An interesting exercise and no more; inconsequential to the point of pointlessness. [...click title to read more]
Hardly a fitting send-off for a group who never really got the recognition they deserved, either for their place in Motown history or for the handful of exceptional records they released.
It’s an indicator of where the HDH stable would eventually ply its trade: knocking out a straight pop song with a strong hook and effortless charm, but twisted ever so slightly so that the tune grabs the ear and forms the beginning of an involuntary smile.
This is the last great doo-wop record, a fitting monument to a dying art as well as a superb single in its own right, and the fact that it was only released because Motown were sued into withdrawing a third-rate Shirelles knock-off is one of the luckiest of all the label’s lucky scrapes with history.

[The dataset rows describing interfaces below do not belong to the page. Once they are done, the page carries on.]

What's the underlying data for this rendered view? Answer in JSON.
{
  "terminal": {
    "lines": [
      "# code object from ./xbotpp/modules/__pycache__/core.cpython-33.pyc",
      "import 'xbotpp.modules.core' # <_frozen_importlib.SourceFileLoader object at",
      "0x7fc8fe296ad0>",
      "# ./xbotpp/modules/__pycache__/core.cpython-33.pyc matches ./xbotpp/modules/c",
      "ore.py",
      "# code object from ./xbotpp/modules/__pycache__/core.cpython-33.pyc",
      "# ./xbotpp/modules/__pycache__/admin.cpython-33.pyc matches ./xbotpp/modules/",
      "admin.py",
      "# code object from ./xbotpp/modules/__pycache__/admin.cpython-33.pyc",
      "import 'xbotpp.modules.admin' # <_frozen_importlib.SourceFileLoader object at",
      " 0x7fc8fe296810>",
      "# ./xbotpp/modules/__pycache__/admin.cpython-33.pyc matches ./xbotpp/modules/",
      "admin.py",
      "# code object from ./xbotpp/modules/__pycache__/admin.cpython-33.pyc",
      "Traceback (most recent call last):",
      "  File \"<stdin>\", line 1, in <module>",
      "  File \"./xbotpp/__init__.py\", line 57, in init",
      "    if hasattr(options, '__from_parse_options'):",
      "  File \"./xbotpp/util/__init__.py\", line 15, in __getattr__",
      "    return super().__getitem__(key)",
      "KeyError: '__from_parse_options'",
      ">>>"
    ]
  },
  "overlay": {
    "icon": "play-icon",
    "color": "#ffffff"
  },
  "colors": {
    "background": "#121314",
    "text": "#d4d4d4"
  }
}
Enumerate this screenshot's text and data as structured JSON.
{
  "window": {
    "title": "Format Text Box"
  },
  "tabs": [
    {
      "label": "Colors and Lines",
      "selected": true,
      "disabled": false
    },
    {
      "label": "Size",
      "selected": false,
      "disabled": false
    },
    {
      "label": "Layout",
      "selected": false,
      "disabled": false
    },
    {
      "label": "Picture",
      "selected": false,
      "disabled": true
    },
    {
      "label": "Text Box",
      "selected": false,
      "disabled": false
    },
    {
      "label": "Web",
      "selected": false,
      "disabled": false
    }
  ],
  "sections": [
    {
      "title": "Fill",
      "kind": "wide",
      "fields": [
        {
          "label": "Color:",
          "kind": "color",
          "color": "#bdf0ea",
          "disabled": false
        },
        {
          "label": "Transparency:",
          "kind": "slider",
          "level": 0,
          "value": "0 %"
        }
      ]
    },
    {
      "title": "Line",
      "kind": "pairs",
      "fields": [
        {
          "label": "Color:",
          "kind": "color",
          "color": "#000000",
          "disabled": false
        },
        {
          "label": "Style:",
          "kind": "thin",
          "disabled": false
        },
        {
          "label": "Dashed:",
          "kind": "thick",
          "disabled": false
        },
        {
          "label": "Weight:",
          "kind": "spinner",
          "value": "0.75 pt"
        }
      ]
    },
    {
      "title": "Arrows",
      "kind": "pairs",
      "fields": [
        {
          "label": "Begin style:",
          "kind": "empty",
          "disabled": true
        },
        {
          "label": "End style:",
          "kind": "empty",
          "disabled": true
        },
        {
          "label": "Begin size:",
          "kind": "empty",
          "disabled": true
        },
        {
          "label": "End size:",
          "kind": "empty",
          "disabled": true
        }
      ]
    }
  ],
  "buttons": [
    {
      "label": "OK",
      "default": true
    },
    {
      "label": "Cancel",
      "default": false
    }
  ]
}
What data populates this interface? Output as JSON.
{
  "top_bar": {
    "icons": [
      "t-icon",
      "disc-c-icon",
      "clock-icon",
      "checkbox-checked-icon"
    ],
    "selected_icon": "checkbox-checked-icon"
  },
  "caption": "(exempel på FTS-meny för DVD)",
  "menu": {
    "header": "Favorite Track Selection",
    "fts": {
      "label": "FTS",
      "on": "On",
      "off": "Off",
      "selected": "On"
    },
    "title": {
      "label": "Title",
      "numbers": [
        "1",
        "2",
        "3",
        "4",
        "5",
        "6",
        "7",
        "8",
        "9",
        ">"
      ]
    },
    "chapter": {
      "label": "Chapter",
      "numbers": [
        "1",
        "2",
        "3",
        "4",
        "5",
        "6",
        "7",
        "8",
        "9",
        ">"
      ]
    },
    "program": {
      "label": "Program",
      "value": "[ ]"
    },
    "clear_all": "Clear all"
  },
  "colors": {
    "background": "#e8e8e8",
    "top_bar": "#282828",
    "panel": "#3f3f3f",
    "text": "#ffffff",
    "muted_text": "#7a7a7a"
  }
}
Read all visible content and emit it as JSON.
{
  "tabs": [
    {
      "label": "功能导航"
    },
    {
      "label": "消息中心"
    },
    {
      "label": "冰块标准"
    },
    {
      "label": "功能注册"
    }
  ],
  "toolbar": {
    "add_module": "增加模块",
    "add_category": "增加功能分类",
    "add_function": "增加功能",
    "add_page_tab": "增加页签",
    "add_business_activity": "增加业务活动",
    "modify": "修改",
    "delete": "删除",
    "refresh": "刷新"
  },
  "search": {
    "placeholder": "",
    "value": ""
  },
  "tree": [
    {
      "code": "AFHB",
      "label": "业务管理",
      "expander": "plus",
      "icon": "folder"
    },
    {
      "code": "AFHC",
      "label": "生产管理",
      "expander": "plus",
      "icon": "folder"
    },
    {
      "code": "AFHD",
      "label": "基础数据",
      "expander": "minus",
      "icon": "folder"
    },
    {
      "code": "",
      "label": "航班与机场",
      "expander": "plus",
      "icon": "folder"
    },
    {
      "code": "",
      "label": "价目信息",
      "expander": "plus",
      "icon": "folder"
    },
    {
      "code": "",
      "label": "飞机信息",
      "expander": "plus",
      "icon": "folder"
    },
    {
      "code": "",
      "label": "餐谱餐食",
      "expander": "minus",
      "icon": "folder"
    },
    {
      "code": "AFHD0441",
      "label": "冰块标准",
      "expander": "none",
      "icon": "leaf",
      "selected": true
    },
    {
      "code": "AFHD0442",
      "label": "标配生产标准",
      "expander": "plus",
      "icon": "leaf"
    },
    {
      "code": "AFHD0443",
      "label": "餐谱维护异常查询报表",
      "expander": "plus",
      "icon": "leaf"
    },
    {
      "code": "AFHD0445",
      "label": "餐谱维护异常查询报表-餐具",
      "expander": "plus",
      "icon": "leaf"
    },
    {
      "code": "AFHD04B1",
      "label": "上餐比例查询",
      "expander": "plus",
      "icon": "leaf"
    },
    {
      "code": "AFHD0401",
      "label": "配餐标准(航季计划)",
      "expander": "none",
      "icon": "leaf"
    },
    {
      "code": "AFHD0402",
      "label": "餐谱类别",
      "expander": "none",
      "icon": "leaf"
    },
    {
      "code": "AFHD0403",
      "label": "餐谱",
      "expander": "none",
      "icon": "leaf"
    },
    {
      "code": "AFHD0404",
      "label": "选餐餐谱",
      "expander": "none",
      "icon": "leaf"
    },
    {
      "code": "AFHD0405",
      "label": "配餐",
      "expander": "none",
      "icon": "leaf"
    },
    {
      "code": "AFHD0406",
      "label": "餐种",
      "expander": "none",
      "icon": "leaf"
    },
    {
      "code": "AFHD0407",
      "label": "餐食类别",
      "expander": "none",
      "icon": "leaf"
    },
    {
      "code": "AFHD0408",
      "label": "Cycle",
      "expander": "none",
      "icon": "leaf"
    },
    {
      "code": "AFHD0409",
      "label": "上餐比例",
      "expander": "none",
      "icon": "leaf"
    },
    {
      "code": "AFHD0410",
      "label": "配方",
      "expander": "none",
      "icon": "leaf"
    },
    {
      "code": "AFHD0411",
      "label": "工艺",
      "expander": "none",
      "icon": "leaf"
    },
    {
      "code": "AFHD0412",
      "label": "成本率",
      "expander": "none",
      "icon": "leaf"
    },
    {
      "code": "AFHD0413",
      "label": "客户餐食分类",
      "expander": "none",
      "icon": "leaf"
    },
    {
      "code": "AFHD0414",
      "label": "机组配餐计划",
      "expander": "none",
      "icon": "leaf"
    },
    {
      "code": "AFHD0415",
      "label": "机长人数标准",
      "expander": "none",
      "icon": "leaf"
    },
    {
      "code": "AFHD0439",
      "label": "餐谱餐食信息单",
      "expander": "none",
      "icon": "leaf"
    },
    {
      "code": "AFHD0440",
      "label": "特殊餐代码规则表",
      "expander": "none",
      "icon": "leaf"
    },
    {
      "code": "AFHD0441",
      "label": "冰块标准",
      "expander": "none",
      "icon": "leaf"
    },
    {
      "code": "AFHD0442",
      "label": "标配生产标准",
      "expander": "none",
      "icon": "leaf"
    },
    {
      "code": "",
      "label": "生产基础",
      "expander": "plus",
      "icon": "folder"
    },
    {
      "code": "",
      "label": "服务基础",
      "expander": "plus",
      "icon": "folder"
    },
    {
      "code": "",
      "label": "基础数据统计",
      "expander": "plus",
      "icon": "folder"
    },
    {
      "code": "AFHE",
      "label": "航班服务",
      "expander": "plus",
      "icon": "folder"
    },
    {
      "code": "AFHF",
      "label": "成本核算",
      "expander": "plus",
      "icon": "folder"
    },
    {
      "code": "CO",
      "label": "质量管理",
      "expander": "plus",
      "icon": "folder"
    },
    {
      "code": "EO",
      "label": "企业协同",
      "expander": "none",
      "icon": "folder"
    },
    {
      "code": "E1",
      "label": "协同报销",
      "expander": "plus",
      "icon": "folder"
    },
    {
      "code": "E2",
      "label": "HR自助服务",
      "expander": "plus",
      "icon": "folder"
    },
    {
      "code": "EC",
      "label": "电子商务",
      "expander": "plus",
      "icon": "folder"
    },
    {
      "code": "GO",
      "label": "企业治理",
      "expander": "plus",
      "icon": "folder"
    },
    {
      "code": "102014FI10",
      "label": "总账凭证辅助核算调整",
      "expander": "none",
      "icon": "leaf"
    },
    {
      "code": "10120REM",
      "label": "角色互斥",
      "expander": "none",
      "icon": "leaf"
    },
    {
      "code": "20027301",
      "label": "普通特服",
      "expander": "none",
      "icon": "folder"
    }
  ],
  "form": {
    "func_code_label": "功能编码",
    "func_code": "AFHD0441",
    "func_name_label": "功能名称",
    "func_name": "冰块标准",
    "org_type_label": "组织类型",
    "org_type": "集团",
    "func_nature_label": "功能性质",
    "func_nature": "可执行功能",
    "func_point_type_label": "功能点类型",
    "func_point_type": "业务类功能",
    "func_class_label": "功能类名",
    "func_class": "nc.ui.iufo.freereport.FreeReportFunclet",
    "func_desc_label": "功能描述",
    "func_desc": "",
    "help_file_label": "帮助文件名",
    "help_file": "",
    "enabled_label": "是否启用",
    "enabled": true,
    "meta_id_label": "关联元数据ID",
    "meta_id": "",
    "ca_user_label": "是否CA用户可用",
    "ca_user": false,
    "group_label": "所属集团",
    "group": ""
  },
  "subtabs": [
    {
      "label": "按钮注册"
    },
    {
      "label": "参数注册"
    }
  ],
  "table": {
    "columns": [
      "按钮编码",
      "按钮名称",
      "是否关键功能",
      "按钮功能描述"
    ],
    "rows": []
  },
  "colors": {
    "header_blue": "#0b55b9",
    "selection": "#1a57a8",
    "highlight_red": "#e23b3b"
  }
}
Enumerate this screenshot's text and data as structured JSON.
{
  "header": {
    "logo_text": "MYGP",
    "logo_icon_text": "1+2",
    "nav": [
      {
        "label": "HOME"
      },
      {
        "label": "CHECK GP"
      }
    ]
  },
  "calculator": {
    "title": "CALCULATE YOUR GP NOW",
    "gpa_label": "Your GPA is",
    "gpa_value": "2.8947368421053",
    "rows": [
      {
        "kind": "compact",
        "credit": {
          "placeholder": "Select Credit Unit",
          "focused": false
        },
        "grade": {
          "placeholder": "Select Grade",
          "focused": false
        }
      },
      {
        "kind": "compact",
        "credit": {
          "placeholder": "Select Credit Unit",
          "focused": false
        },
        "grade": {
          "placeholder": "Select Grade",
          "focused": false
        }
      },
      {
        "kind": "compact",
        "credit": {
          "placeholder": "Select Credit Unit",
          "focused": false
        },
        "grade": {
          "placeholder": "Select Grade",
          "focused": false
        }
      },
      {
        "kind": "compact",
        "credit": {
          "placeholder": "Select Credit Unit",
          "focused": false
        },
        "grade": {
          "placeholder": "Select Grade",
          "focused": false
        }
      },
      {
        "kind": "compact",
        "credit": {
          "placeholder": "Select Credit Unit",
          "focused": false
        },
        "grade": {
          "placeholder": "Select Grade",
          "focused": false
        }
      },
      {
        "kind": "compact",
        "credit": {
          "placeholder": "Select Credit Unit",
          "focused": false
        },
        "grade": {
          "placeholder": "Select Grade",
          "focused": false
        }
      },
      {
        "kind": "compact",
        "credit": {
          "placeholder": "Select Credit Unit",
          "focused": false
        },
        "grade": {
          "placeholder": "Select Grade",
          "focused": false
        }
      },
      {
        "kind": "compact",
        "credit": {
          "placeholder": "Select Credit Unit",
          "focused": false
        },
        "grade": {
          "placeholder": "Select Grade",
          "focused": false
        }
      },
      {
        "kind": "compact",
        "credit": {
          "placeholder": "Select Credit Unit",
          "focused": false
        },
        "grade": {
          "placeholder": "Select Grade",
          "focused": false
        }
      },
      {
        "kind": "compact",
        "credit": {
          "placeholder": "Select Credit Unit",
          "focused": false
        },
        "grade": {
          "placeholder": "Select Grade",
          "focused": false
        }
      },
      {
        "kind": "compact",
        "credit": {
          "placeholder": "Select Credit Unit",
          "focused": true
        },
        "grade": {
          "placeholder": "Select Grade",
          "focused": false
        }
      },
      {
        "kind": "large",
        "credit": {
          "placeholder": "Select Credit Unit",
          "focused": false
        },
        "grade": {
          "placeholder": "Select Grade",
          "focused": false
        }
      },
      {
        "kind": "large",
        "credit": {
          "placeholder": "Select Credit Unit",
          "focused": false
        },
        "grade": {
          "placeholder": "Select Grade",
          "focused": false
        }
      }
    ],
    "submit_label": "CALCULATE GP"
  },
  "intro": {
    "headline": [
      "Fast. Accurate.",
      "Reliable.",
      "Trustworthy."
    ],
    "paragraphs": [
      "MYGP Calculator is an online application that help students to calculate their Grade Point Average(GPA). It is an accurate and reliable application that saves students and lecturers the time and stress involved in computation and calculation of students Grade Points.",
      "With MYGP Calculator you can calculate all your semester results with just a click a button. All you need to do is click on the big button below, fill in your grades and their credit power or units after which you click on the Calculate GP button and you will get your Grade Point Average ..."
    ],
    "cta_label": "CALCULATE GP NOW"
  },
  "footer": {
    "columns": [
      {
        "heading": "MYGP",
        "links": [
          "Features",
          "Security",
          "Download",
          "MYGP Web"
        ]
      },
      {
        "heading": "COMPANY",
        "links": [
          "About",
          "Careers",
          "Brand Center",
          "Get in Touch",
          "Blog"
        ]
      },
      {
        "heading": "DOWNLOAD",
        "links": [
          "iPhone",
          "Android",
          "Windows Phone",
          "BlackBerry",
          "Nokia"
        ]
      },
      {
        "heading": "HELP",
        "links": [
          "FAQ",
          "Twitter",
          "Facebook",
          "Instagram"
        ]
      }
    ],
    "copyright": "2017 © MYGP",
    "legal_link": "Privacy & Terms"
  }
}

Neither engaging or likeable, this is one of the most thoroughly forgettable of all Motown B-sides, making it especially ironic that it ended up being used three times. Poor.
literally a note-for-note cover version with slightly different lyrics. Not only that, a note-for-note cover version of a song everyone in the world already knows.
The Satintones had really upped their game for the A-side of this single, the spectacularly good My Beloved, so it’s more than a little disappointing to see them turning in a fairly pedestrian midtempo R&B number on the flip side, aping the comedy doo-wop of the Coasters with a forgettable tune and slightly ropey harmonies.
After the slightly ropey harmonising on the previous Satintones records, this one shows that these guys really could do tight harmonies and complicated arrangements after all. Rather unexpectedly, this turns out to be one of the best ’59/’60 Motown singles, all the more welcome for being a surprise. (9)
If you’d asked anyone at the time whether Tamla Records was going anywhere special, whether people would remember Berry Gordy in fifty years’ time, the answer would most likely have been a polite but firm “no, not really”. The next release would change all that.
It’s a nice enough little song, if still not exactly remarkable. It has to be said, though – and I apologise in advance to any surviving Satintones who happen to come across this – that for a vocal harmony group, they just aren’t very good singers. (4)
A better song than Solid Sender, a solid (ha!) chunk of doo-wop balladry made considerably more interesting by whoever the (uncredited) vibes player is, but it’s still not much to write home about. (4)
An R&B record written specifically not to offend religious relatives? Nothing can go wrong with that idea! (3)